Interface dataset entries
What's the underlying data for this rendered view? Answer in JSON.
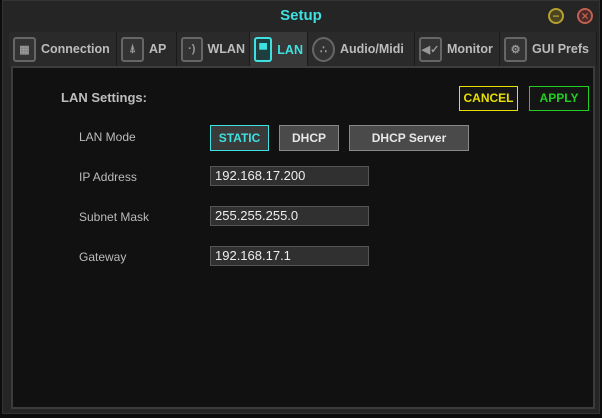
{
  "window": {
    "title": "Setup"
  },
  "tabs": [
    {
      "label": "Connection",
      "icon": "mixer-icon"
    },
    {
      "label": "AP",
      "icon": "antenna-icon"
    },
    {
      "label": "WLAN",
      "icon": "wireless-icon"
    },
    {
      "label": "LAN",
      "icon": "ethernet-port-icon",
      "active": true
    },
    {
      "label": "Audio/Midi",
      "icon": "midi-connector-icon"
    },
    {
      "label": "Monitor",
      "icon": "speaker-check-icon"
    },
    {
      "label": "GUI Prefs",
      "icon": "gears-icon"
    }
  ],
  "lan": {
    "heading": "LAN Settings:",
    "cancel": "CANCEL",
    "apply": "APPLY",
    "mode_label": "LAN Mode",
    "modes": [
      "STATIC",
      "DHCP",
      "DHCP Server"
    ],
    "selected_mode": "STATIC",
    "ip_label": "IP Address",
    "ip": "192.168.17.200",
    "subnet_label": "Subnet Mask",
    "subnet": "255.255.255.0",
    "gateway_label": "Gateway",
    "gateway": "192.168.17.1"
  },
  "colors": {
    "accent": "#3fe0e0",
    "cancel": "#e8e000",
    "apply": "#20d020"
  }
}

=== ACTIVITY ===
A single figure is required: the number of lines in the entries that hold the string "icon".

=== WRITTEN ANSWER ===
7